Wednesday, February 7, 2024

Natural Remedies For Cats With Ear And Eye Infections

We want to express our heartfelt thanks to Shammy’s Mom Carolyn for adopting this very sick rescue kitty and sharing her AskAriel success story:

“I just received another order of wonderful products. Here's how your products have really changed her life. My sweet Shammy had a rough start in life. Stomatitis, chronic ear and eye infections. I didn't want her life spent at the vet getting steroid shots and constantly having to be on antibiotics. A full mouth extraction...suggested by one vet was NOT an option for this sweet girl who already had 3 surgeries in her short life (including an eye removal).  Ask Ariel's products have truly done wonders for her. I give her Power Probiotic and The Immune Support Kit.  I am happy to report no more eye or ear infections and her mouth, although not completely healed, is so much better than it was over 3 months ago. She is eating like a champ now! I could not get her to eat more than a few bites of food before because her mouth was so inflamed. Thank you! These products are amazing! My other kitty who is 4- months is on the products as well. He came to me with an upper respiratory infection, but now his eyes and nose are completely clear since taking these immune support supplements for cats. What a great change that has occurred in both my cats overall health!

With Gratitude,
Carolyn G

                               What Can Cause Eye Infections In Cats?

Cats can develop eye infections for various reasons.

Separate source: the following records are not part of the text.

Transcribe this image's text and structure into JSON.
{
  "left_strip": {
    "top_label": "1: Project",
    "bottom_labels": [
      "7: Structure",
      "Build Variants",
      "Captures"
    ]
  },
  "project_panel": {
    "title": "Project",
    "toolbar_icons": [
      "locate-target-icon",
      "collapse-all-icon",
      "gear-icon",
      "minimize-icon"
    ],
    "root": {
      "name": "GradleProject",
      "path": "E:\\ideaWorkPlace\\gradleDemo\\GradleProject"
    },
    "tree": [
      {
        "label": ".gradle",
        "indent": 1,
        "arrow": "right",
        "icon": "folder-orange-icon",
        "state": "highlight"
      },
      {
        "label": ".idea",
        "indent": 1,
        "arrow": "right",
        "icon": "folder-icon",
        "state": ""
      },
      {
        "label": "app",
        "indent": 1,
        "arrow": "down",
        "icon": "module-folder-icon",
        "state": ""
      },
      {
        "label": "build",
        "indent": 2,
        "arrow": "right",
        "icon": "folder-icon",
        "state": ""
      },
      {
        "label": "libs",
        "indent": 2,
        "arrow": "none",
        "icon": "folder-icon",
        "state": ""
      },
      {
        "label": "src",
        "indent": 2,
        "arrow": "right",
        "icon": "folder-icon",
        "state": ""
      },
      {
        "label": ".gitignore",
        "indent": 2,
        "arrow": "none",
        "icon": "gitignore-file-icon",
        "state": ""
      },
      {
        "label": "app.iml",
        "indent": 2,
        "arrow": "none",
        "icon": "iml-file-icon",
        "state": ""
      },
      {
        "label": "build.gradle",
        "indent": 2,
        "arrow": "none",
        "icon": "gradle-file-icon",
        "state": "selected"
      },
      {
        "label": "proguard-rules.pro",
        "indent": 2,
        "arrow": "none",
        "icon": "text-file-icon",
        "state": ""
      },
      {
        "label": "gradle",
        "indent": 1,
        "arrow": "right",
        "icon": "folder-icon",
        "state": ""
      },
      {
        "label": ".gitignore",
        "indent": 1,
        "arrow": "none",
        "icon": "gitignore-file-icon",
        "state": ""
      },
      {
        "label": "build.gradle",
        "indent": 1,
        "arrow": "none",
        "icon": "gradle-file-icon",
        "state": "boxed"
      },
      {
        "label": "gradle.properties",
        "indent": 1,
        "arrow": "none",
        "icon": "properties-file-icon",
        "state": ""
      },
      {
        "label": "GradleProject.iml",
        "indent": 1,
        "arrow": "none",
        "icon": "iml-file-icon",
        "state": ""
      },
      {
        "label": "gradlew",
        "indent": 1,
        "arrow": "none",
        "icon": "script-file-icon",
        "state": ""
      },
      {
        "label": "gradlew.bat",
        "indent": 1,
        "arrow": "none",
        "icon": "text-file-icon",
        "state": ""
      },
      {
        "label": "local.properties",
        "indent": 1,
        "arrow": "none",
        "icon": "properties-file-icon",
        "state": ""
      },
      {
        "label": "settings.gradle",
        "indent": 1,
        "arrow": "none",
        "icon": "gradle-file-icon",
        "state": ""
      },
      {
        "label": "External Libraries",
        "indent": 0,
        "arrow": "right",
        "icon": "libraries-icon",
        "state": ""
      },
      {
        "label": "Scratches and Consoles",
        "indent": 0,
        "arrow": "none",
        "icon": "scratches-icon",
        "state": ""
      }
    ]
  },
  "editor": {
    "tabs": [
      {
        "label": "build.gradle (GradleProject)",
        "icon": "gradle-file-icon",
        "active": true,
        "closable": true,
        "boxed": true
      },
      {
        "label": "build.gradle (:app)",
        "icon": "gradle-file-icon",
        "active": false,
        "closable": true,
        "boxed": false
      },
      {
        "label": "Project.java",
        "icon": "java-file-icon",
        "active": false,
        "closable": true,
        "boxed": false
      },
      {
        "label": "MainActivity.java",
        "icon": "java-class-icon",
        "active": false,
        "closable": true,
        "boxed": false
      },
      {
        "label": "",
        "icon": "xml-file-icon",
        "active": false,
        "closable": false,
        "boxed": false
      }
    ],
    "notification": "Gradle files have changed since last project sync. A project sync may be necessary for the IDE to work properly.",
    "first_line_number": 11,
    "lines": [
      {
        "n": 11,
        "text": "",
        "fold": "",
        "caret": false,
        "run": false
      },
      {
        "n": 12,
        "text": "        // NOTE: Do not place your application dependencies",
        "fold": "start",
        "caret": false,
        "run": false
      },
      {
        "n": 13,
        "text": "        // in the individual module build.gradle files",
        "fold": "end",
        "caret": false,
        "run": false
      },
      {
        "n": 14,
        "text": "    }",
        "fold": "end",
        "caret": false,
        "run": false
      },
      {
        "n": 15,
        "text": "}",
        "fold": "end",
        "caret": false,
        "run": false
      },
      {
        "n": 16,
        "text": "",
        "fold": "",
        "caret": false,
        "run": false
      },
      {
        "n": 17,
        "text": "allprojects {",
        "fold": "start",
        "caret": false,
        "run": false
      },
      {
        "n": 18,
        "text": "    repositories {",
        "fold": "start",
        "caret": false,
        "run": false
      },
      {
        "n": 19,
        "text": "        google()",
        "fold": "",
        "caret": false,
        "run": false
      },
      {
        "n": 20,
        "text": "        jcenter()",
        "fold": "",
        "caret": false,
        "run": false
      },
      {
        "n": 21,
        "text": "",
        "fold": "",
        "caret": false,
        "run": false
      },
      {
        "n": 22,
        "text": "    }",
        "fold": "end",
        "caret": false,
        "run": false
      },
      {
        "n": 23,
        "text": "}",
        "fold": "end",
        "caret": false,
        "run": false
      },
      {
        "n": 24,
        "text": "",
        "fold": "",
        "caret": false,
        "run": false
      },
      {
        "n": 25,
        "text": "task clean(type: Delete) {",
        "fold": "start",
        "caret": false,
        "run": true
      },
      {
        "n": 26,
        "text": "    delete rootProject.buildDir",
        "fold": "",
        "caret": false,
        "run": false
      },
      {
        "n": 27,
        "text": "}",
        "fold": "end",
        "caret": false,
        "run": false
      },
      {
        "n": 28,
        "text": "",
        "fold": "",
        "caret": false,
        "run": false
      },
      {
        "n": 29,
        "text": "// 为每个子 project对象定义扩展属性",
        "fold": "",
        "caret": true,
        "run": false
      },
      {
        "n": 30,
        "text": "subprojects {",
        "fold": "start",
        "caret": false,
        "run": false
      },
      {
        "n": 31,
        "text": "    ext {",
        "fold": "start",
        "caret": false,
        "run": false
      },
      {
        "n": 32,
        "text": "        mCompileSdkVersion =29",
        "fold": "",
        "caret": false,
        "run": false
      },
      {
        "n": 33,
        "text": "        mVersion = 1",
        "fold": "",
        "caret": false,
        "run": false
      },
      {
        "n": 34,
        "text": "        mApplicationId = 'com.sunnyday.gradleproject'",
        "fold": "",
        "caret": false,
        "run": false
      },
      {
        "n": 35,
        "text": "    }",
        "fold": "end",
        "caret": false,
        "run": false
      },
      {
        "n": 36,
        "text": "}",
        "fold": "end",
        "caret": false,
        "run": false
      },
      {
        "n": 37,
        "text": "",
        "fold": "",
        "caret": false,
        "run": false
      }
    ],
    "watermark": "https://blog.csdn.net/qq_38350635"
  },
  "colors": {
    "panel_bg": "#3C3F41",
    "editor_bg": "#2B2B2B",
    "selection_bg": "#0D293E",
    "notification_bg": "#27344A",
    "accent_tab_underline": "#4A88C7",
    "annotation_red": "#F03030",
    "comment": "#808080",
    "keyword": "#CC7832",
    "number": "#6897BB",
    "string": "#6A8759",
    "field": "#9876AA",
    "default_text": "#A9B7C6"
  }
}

Some common causes include:

Bacterial Infections: Bacteria such as Chlamydia or Mycoplasma can lead to conjunctivitis in cats.

Viral Infections: Feline herpesvirus (FHV-1) and feline calicivirus (FCV) are common viral infections that can affect a cat's eyes, causing symptoms like redness, discharge, and squinting.

Fungal Infections: Fungi like Cryptococcus or Aspergillus can cause eye infections, especially in cats with compromised immune systems.

Allergies: Cats can be allergic to various environmental factors, leading to eye irritation and infections.

Foreign Bodies: Particles, dust, or debris can enter a cat's eye, causing irritation and potential infection.

Trauma: Injury or trauma to the eye, such as scratches or puncture wounds, can create a gateway for bacteria to cause infections.

Conjunctivitis: Inflammation of the conjunctiva, the membrane covering the eye, can be caused by various factors, including infections.

Blocked Tear Ducts: Blocked tear ducts can lead to increased tear production and create a conducive environment for bacterial growth.

Upper Respiratory Infections: Respiratory infections, such as feline upper respiratory infection (URI), can affect the eyes as well.

If you suspect your cat has an eye infection, it is essential to seek veterinary attention promptly. The veterinarian can determine the cause of the infection and prescribe appropriate treatment, which may include antibiotics, antiviral medications, or other interventions depending on the underlying cause.

Author:  Susan Blake Davis, Pet Nutritionist
Updated:  5/4/2024